We all have different ways of getting treats from our parents. I was lucky enough to learn at the paws of judge Foley Monster. She taught me that dogs are the superior species when measured against humans, and we should never beg them for food. Such actions give people power over us. We cannot have that. I will say I never saw Foley beg at the table. She would stand on her back legs, bark repeatedly, and turned her head back and forth. It wasn’t begging. It was demanding.
I was not born with the steel nerves that Foley was. She was fearless. When there are two pack members, and one has that trait, the other becomes a worrier, watching the daring adventures of our partner. Two courageous dogs are rare in small packs. One member of the relationship has to be grounded, and that was me.
I have strived to teach River in the manner Foley taught me, but either she is not as good a student as I am, or Foley was a better teacher. Regardless, River entered the house begging, and no manner of teaching could curb her behavior. Worse than that, my parents turn giving food to her into a game.
When my parents eat, we only get what they have if it is chicken, without any seasoning. I think it is the most fabulous tasting food I have ever eaten, and I have tasted Foley’s poop, which she swore was golden. We only get a few nibbles of chicken. The rest of the meal, we receive what we eat every other time, kibble.
I am kindly respectfully handed the kibble. My parents know this is the only way I will accept the treat. But, River will do anything for food, and my parents push the envelope to see how far she will go. They throw kibble down the hallway and watch River scamper after it. Her pursuit is immensely entertaining because my sister suffers from a touch of nose blindness. If she loses sight of her target, she tries to detect it through scent, but her smushed in the face has jammed all her sensors together, and she has more trouble picking up the smell and finding her food than the Jets offense has finding the end zone. Often, I will casually stroll over as she is desperately surging and crunch down on the kibble if I want it or not.

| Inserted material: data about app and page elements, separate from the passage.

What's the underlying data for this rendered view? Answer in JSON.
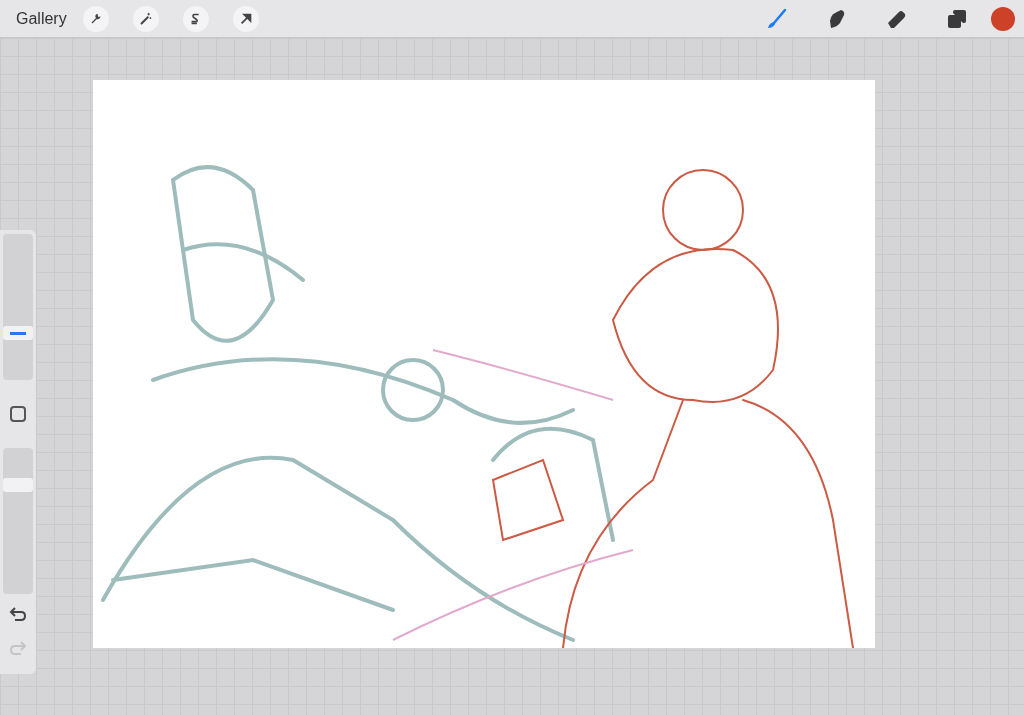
{
  "toolbar": {
    "gallery": "Gallery",
    "actions": [
      {
        "kind": "wrench"
      },
      {
        "kind": "wand"
      },
      {
        "kind": "selection"
      },
      {
        "kind": "transform"
      }
    ],
    "tools": [
      {
        "kind": "brush",
        "selected": true
      },
      {
        "kind": "smudge",
        "selected": false
      },
      {
        "kind": "eraser",
        "selected": false
      },
      {
        "kind": "layers",
        "selected": false
      }
    ],
    "color": "#cc4128"
  },
  "sidebar": {
    "size_slider": {
      "level": 0.3
    },
    "opacity_slider": {
      "level": 0.77
    },
    "undo": {
      "disabled": false
    },
    "redo": {
      "disabled": true
    }
  }
}
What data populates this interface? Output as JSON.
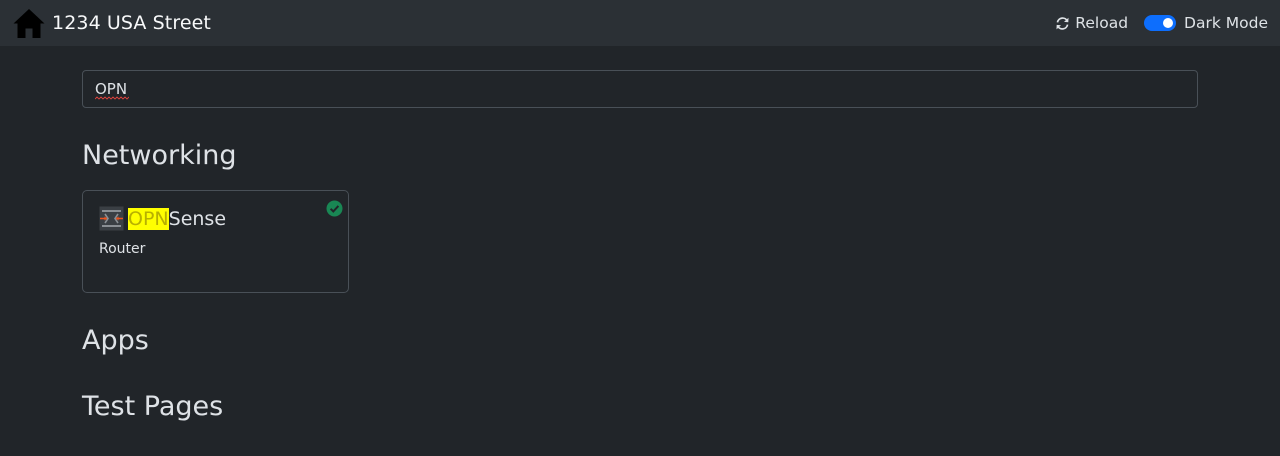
{
  "header": {
    "title": "1234 USA Street",
    "reload_label": "Reload",
    "dark_mode_label": "Dark Mode",
    "dark_mode_on": true,
    "accent_color": "#0d6efd"
  },
  "search": {
    "value": "OPN",
    "placeholder": ""
  },
  "sections": [
    {
      "title": "Networking",
      "services": [
        {
          "name_highlight": "OPN",
          "name_rest": "Sense",
          "subtitle": "Router",
          "icon": "opnsense-icon",
          "status": "online",
          "status_color": "#198754"
        }
      ]
    },
    {
      "title": "Apps",
      "services": []
    },
    {
      "title": "Test Pages",
      "services": []
    }
  ]
}
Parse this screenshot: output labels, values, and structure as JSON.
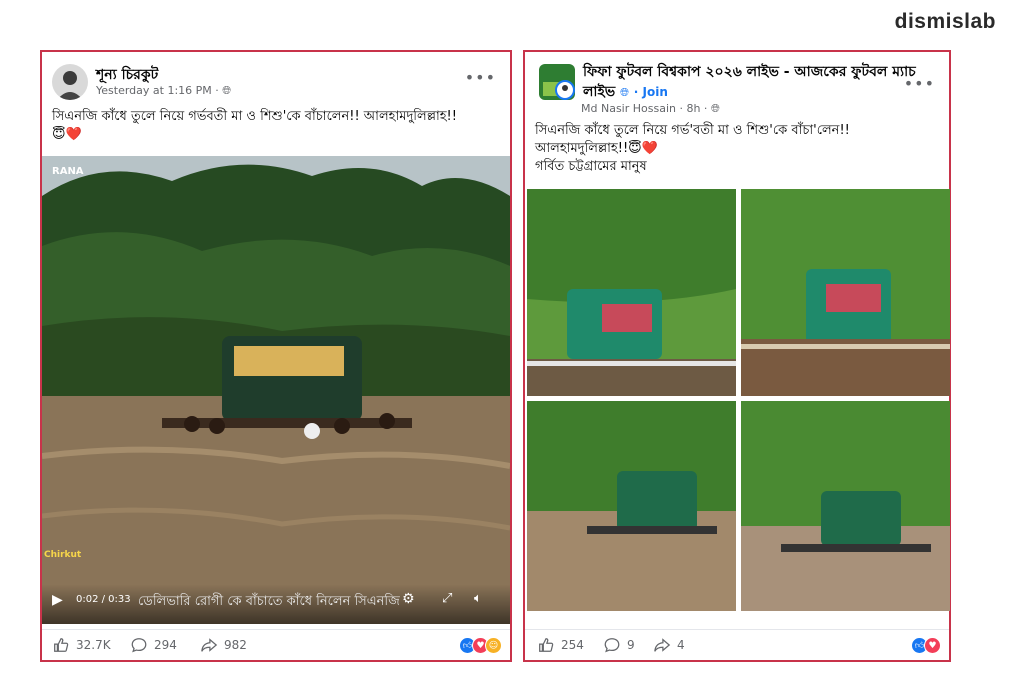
{
  "brand": "dismislab",
  "post1": {
    "author": "শূন্য চিরকুট",
    "time": "Yesterday at 1:16 PM · ",
    "caption": "সিএনজি কাঁধে তুলে নিয়ে গর্ভবতী মা ও শিশু'কে বাঁচালেন!! আলহামদুলিল্লাহ!!",
    "caption_emoji": "😇❤️",
    "watermark_top": "RANA",
    "watermark_side": "Chirkut",
    "video_time": "0:02 / 0:33",
    "video_subtitle": "ডেলিভারি রোগী কে বাঁচাতে কাঁধে নিলেন সিএনজি",
    "likes": "32.7K",
    "comments": "294",
    "shares": "982"
  },
  "post2": {
    "author": "ফিফা ফুটবল বিশ্বকাপ ২০২৬ লাইভ - আজকের ফুটবল ম্যাচ লাইভ",
    "join": "· Join",
    "member": "Md Nasir Hossain · 8h · ",
    "caption_line1": "সিএনজি কাঁধে তুলে নিয়ে গর্ভ'বতী মা ও শিশু'কে বাঁচা'লেন!!",
    "caption_line2": "আলহামদুলিল্লাহ!!😇❤️",
    "caption_line3": "গর্বিত চট্টগ্রামের মানুষ",
    "likes": "254",
    "comments": "9",
    "shares": "4"
  },
  "colors": {
    "frame": "#c8334a",
    "like_blue": "#1877f2",
    "love_red": "#f33e58"
  }
}
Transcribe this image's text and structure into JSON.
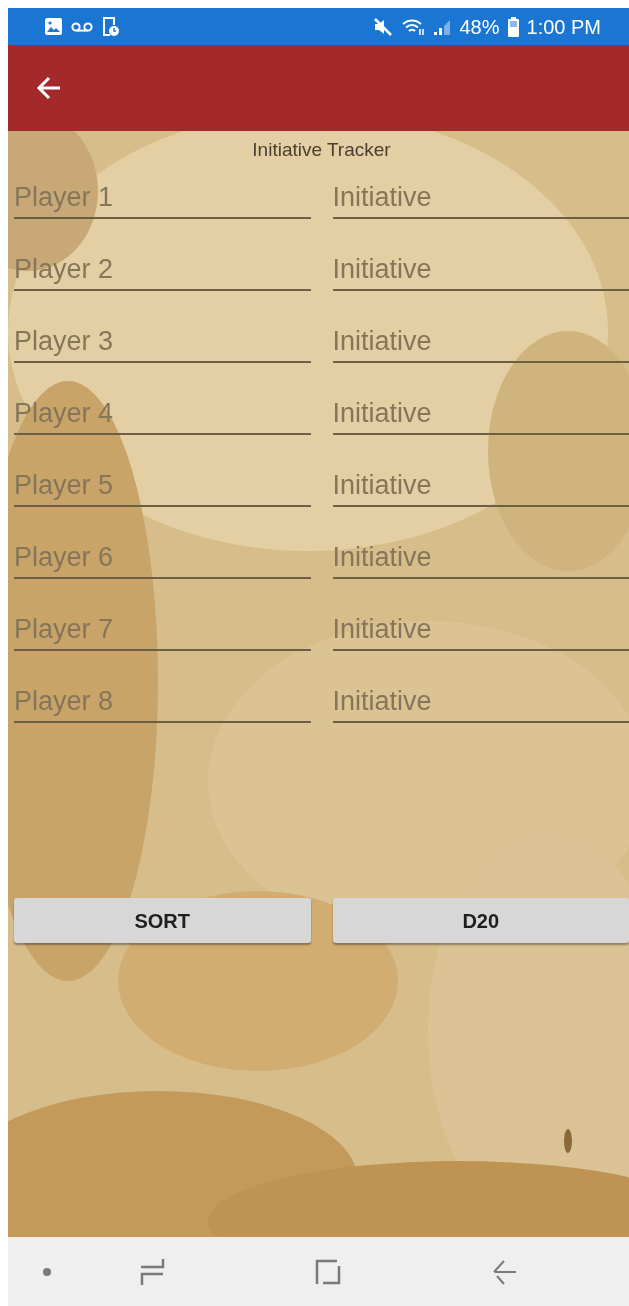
{
  "status_bar": {
    "battery": "48%",
    "time": "1:00 PM"
  },
  "title": "Initiative Tracker",
  "rows": [
    {
      "player_placeholder": "Player 1",
      "initiative_placeholder": "Initiative"
    },
    {
      "player_placeholder": "Player 2",
      "initiative_placeholder": "Initiative"
    },
    {
      "player_placeholder": "Player 3",
      "initiative_placeholder": "Initiative"
    },
    {
      "player_placeholder": "Player 4",
      "initiative_placeholder": "Initiative"
    },
    {
      "player_placeholder": "Player 5",
      "initiative_placeholder": "Initiative"
    },
    {
      "player_placeholder": "Player 6",
      "initiative_placeholder": "Initiative"
    },
    {
      "player_placeholder": "Player 7",
      "initiative_placeholder": "Initiative"
    },
    {
      "player_placeholder": "Player 8",
      "initiative_placeholder": "Initiative"
    }
  ],
  "buttons": [
    "SORT",
    "D20"
  ]
}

They also place a kibble on the arm of Daddy’s captain’s chair. When standing, the top of River’s head is at the same level as the arm. River lifts her right front leg and tries to find the kibble, which, once located, she knocks off and attempts to catch it in her mouth. She is successful half the time. My parents get quite excited when she succeeds. I guess the virus and lockdown have made everyone desperate for entertainment.

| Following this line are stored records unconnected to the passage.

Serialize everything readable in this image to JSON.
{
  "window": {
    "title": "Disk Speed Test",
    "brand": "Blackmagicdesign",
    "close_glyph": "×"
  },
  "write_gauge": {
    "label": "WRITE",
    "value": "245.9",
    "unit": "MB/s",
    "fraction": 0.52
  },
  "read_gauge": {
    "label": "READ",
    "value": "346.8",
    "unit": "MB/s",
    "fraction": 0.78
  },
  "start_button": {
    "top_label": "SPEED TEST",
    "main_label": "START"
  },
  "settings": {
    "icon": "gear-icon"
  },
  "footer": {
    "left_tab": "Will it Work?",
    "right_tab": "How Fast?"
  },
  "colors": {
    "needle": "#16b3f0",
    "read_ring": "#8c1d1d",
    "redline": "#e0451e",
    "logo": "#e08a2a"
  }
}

I have taken a different route, having been plagued by stomach issues my entire life. I don’t eat when I am not feeling well, and this always worries my parents because, like a person living on a fault line, they are afraid this is the Big One. That is why they feel better when I eat and worry when I don’t. I have learned to use this to my advantage.
I don’t eat the first kibble offered me. My not eating makes my parents worry that I have an upset stomach. For some reason, they think eating will cure the problem. So they begin to dip the kibble into their food: mashed potatoes, meat, soup, whatever. They offer it to me. I sniff it, and sometimes I take it, and other times I say no, so they add more. River gets just plain kibble, but I get kibble dipped in human food, without having to chase it, or swipe at it.

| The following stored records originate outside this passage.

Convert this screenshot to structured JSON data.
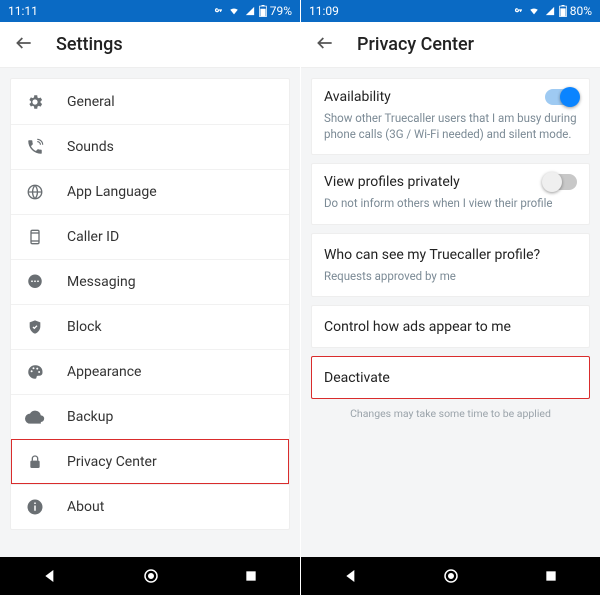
{
  "left": {
    "status": {
      "time": "11:11",
      "battery": "79%"
    },
    "appbar": {
      "title": "Settings"
    },
    "items": [
      {
        "icon": "gear",
        "label": "General"
      },
      {
        "icon": "phone",
        "label": "Sounds"
      },
      {
        "icon": "globe",
        "label": "App Language"
      },
      {
        "icon": "phone-rect",
        "label": "Caller ID"
      },
      {
        "icon": "chat",
        "label": "Messaging"
      },
      {
        "icon": "shield",
        "label": "Block"
      },
      {
        "icon": "palette",
        "label": "Appearance"
      },
      {
        "icon": "cloud",
        "label": "Backup"
      },
      {
        "icon": "lock",
        "label": "Privacy Center",
        "highlight": true
      },
      {
        "icon": "info",
        "label": "About"
      }
    ]
  },
  "right": {
    "status": {
      "time": "11:09",
      "battery": "80%"
    },
    "appbar": {
      "title": "Privacy Center"
    },
    "sections": {
      "availability": {
        "title": "Availability",
        "desc": "Show other Truecaller users that I am busy during phone calls (3G / Wi-Fi needed) and silent mode.",
        "toggle": "on"
      },
      "viewPrivately": {
        "title": "View profiles privately",
        "desc": "Do not inform others when I view their profile",
        "toggle": "off"
      },
      "whoCanSee": {
        "title": "Who can see my Truecaller profile?",
        "desc": "Requests approved by me"
      },
      "ads": {
        "title": "Control how ads appear to me"
      },
      "deactivate": {
        "title": "Deactivate",
        "highlight": true
      }
    },
    "footnote": "Changes may take some time to be applied"
  }
}
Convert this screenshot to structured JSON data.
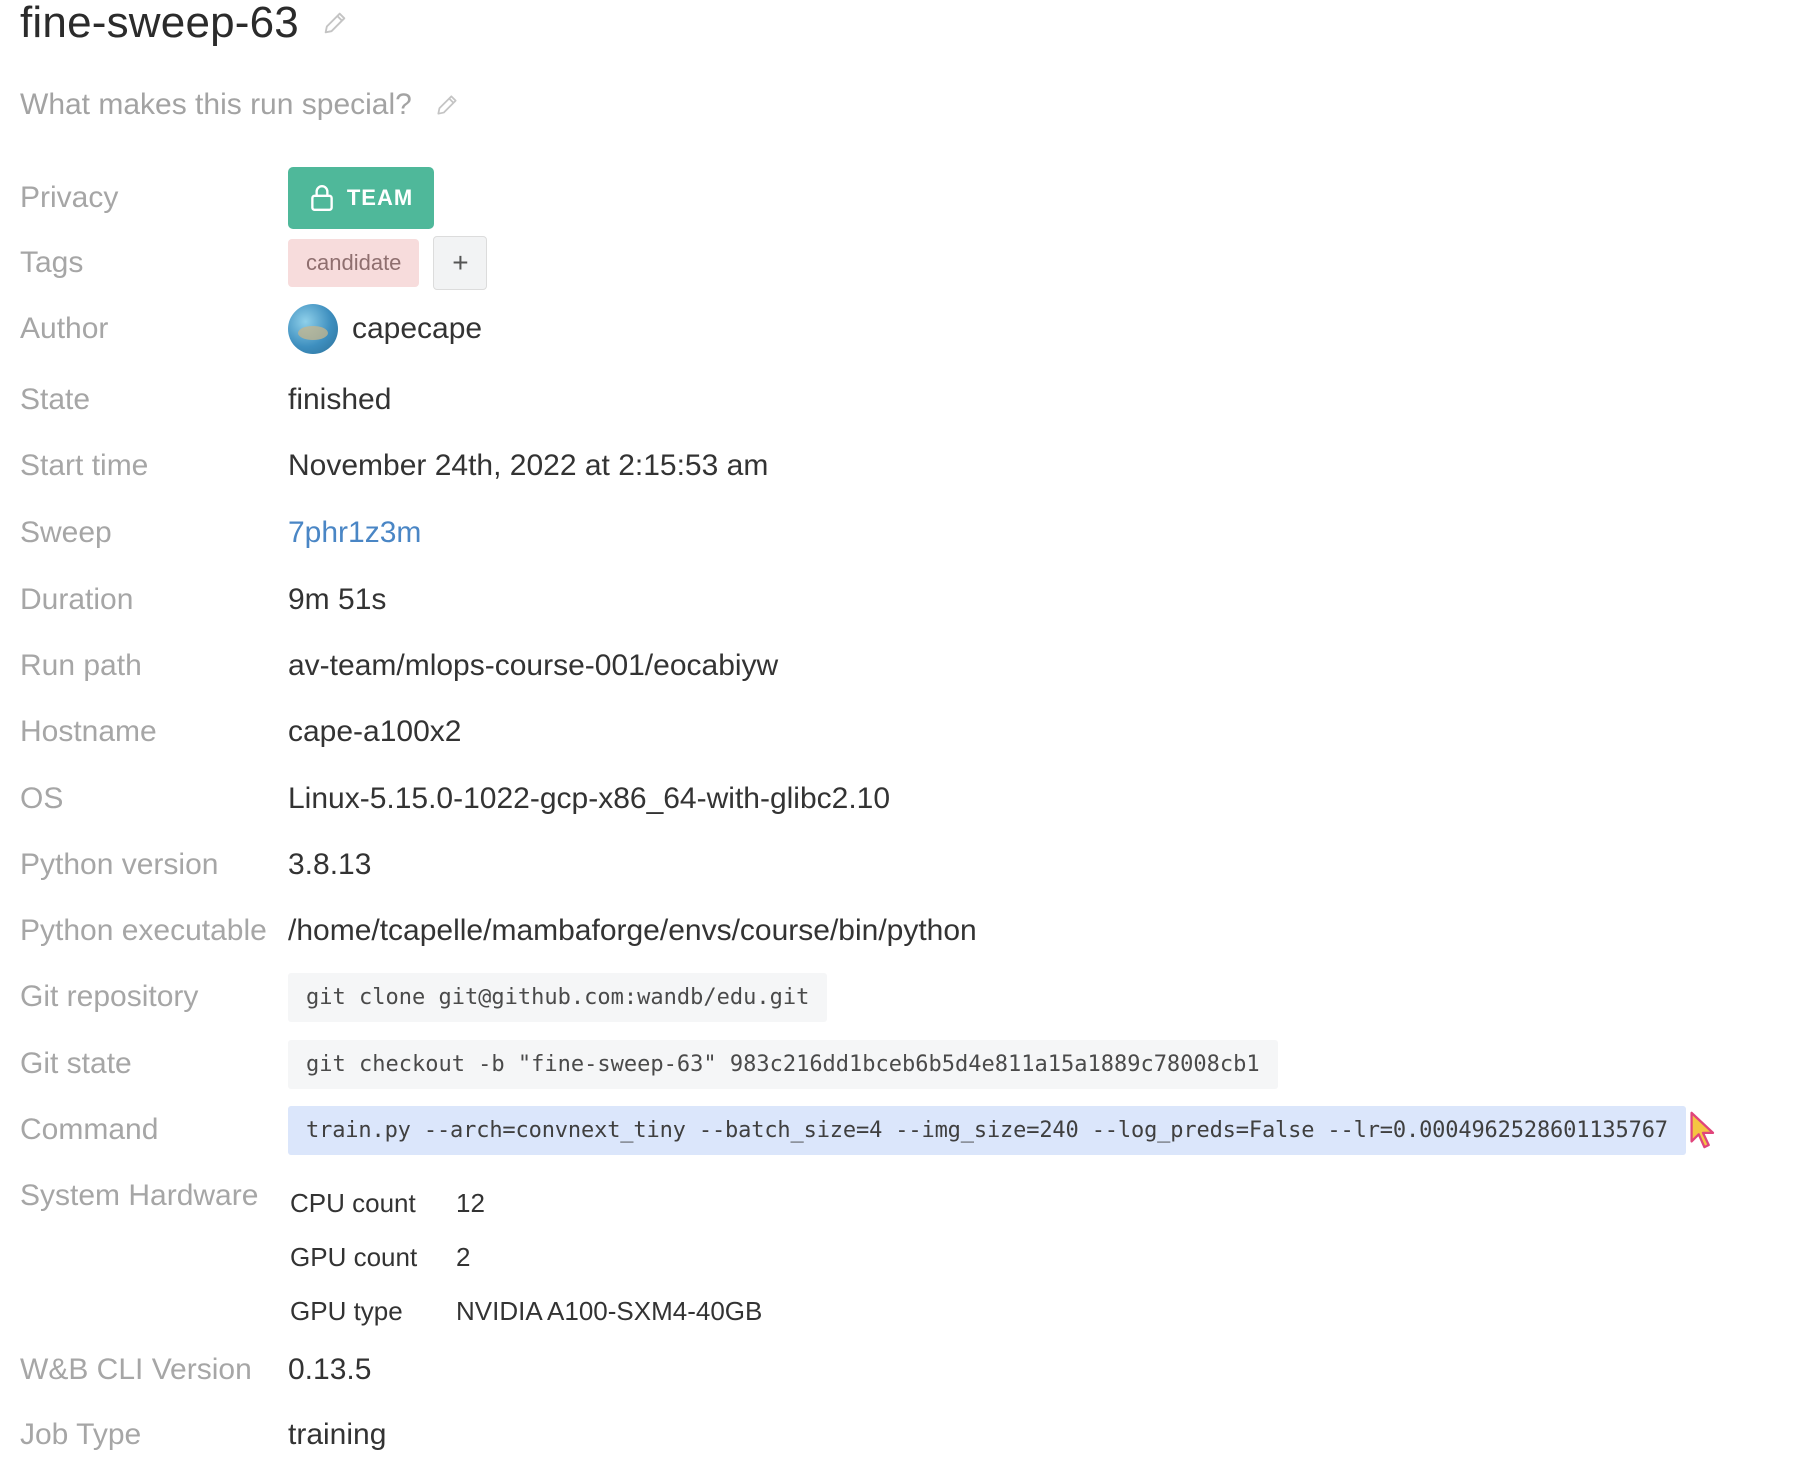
{
  "run": {
    "name": "fine-sweep-63",
    "description_placeholder": "What makes this run special?"
  },
  "privacy": {
    "label": "Privacy",
    "badge": "TEAM"
  },
  "tags": {
    "label": "Tags",
    "items": [
      "candidate"
    ],
    "add_button": "+"
  },
  "author": {
    "label": "Author",
    "name": "capecape"
  },
  "state": {
    "label": "State",
    "value": "finished"
  },
  "start_time": {
    "label": "Start time",
    "value": "November 24th, 2022 at 2:15:53 am"
  },
  "sweep": {
    "label": "Sweep",
    "value": "7phr1z3m"
  },
  "duration": {
    "label": "Duration",
    "value": "9m 51s"
  },
  "run_path": {
    "label": "Run path",
    "value": "av-team/mlops-course-001/eocabiyw"
  },
  "hostname": {
    "label": "Hostname",
    "value": "cape-a100x2"
  },
  "os": {
    "label": "OS",
    "value": "Linux-5.15.0-1022-gcp-x86_64-with-glibc2.10"
  },
  "python_version": {
    "label": "Python version",
    "value": "3.8.13"
  },
  "python_executable": {
    "label": "Python executable",
    "value": "/home/tcapelle/mambaforge/envs/course/bin/python"
  },
  "git_repository": {
    "label": "Git repository",
    "value": "git clone git@github.com:wandb/edu.git"
  },
  "git_state": {
    "label": "Git state",
    "value": "git checkout -b \"fine-sweep-63\" 983c216dd1bceb6b5d4e811a15a1889c78008cb1"
  },
  "command": {
    "label": "Command",
    "value": "train.py --arch=convnext_tiny --batch_size=4 --img_size=240 --log_preds=False --lr=0.0004962528601135767"
  },
  "system_hardware": {
    "label": "System Hardware",
    "rows": [
      {
        "key": "CPU count",
        "value": "12"
      },
      {
        "key": "GPU count",
        "value": "2"
      },
      {
        "key": "GPU type",
        "value": "NVIDIA A100-SXM4-40GB"
      }
    ]
  },
  "cli_version": {
    "label": "W&B CLI Version",
    "value": "0.13.5"
  },
  "job_type": {
    "label": "Job Type",
    "value": "training"
  },
  "colors": {
    "team_badge": "#4fb89a",
    "tag_bg": "#f7dcdc",
    "link": "#4a86c5",
    "selection": "#dbe6fb"
  },
  "icons": [
    "pencil-icon",
    "lock-icon",
    "plus-icon",
    "mouse-cursor-icon"
  ]
}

When it comes to getting food from our parents, patience is best.